Ahaspora Mentor Spotlight: Kofi Borti

Ghana’s Real Estate Pricing: Fair or Flawed?
December 21, 2017
Ahasporans Gather For Town Hall
December 21, 2017
Show all

Kofi interacts with mentees at mentoring program

Kofi Borti is an engineer by training and works offshore with an oil and gas company. He is, however, currently focusing his talents and energy on social entrepreneurship and developing solutions to most challenging social challenges. Kofi is a Co-founder of ThinkAfrik, a socio-impact investing start up currently focused on agriculture and education initiatives.

We had a chat with Kofi to find out about his experience as a mentor of the Ahaspora Changing Mindsets Mentoring Program.

Q: What inspired you to give back through the Ahaspora mentoring program?

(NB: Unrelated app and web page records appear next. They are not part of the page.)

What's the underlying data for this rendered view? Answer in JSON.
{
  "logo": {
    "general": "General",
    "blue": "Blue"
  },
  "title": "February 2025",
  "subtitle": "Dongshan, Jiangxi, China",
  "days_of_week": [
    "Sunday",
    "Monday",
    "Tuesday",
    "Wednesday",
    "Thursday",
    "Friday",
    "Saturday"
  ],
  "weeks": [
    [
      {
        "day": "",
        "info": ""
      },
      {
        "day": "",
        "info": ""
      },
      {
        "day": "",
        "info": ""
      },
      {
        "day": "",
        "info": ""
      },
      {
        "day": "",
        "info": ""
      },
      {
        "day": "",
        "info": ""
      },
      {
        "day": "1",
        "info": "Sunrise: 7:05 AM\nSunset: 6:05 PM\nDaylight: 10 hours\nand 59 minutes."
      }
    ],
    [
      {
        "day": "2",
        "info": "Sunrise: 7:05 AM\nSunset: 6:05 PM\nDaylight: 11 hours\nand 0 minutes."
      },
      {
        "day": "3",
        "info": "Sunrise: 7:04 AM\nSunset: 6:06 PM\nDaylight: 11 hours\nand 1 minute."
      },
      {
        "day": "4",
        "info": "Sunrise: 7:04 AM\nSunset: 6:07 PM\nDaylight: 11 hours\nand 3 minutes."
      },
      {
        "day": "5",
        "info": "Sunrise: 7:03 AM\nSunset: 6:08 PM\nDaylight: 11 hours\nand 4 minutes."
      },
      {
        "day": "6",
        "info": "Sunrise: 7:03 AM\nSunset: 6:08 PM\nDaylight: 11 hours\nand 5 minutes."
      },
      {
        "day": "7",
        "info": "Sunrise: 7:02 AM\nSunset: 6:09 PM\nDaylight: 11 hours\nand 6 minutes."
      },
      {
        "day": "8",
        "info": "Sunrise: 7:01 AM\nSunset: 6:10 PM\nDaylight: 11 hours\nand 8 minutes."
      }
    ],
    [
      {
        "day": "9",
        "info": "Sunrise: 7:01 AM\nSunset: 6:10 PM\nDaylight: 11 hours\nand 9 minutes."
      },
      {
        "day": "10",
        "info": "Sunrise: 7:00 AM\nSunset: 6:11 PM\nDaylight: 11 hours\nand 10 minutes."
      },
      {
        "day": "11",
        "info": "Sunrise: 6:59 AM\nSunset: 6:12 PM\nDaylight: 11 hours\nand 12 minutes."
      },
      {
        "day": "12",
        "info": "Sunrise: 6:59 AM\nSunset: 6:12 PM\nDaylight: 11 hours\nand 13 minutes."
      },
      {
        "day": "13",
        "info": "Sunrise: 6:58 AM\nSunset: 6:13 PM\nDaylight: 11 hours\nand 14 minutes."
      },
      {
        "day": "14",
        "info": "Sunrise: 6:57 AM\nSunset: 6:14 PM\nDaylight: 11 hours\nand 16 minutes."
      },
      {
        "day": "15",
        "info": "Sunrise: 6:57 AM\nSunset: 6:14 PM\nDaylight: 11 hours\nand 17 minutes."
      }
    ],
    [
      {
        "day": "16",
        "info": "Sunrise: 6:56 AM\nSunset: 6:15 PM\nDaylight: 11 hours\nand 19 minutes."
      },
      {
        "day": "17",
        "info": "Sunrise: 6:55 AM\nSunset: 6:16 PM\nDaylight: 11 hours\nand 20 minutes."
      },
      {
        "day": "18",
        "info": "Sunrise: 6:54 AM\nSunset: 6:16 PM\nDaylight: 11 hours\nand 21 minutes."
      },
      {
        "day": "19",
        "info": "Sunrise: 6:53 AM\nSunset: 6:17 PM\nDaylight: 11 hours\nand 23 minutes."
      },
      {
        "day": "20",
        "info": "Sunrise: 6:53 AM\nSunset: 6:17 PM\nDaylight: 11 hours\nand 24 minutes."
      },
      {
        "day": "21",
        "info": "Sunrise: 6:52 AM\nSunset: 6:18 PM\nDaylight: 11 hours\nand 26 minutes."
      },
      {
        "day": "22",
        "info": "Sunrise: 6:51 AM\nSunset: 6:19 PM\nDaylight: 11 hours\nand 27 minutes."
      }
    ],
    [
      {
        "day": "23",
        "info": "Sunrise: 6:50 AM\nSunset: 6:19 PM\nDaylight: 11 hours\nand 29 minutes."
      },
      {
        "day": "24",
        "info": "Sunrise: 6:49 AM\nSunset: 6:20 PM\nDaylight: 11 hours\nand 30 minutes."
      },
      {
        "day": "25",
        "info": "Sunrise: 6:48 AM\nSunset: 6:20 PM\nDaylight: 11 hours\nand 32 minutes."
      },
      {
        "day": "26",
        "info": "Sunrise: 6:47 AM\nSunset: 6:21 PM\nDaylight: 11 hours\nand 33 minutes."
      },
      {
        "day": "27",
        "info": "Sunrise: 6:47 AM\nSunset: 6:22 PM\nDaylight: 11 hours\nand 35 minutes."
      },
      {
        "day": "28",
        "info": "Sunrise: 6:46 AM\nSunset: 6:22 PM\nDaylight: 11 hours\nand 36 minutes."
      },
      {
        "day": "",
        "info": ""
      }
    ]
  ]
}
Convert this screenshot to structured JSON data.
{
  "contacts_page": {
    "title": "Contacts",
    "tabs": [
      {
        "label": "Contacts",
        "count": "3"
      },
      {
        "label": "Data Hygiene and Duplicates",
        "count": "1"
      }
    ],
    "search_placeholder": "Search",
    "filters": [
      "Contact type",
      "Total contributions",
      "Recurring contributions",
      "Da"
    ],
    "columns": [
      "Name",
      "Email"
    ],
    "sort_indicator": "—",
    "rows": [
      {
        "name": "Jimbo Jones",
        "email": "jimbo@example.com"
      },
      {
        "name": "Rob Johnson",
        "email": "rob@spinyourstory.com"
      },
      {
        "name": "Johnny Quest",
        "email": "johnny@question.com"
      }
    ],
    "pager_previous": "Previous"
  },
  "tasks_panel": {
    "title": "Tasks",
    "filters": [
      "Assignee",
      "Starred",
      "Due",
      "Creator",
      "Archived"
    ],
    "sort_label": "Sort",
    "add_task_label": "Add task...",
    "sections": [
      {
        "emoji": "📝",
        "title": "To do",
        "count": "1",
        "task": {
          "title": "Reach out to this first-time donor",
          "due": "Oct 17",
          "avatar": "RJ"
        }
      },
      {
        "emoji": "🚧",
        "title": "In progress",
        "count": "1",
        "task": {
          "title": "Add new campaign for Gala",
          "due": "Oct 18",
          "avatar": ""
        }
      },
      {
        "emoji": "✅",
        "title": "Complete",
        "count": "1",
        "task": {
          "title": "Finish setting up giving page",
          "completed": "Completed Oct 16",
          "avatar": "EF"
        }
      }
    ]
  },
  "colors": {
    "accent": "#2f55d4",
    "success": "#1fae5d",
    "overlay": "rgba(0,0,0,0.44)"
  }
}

Most of my earlier teenage life was filled with struggles, with me trying to find myself, define my purpose and figure out where in the world I fit. These were hard times for me, however a statement by one of my high school teachers still lingers in my head and continuously shapes my life. I guess now I can call him my first mentor. He made me aware that the problem was not necessarily in figuring out “what” I wanted to be, but “who” I wanted to be. This valuable advice shaped my approach to life, and got me to understand the need to give back what I received…  how I have come to appreciate the importance of mentoring and guidance for the younger generation in education and career pathways. I believe we must groom and raise Africa’s next mass of leaders and the Ahaspora mentoring program has provided a revolutionary platform that takes a unique approach to creating long lasting impact with the mentees we are privileged to serve. I was excited to jump on the train to be part of this journey…

Kofi interacts with mentees at mentoring program

Q: What has been your experience so far as a mentor?

It has been an amazing experience for me! To me mentoring is a professional activity, a trusted relationship, and a meaningful commitment. My two mentees Adesa and Joana have become family to me. My approach has been to be a “friend” – to be flexible. It really helps for a mentoring relationship to have defined goals, but the process is as important—if not more —than the goals. What is important to me is that there is a consistent two-way transfer of perspectives and experience. By guiding my mentees to make certain life decisions, I turn to reflect on some of the decisions I have made myself in life. As such, by helping them to be the best they can be, I too have become a better person. One of the biggest lessons within my mentoring relationship has been the realization that  actions create the most lasting impressions – so lead by example…

Q: What has been your most memorable moment with your mentee?

I have had several really memorable moments with Adesa and Joana. With Joana, one of our sublime moments was when she shared her idea of starting her own organization to tackle some of the most challenging issues in Teshie – her community. I had a wonderful time structuring and helping her organize her first school outreach project. That night I sat down quietly going through some pictures we had taken and I could not help but feel so incredibly proud of how much she has achieved.

As for Adesa, where do I start? There is no dull moment when we are together. We realized we had so much in common – We were both incredibly excited when he got admitted to Kwame Nkrumah University of Science and Technology (KNUST), same university as I attended, to study Materials Engineering.

**********

Want to be a mentor? Read all about our program and how to get involved here.

 

Leave a Reply

Your email address will not be published. Required fields are marked *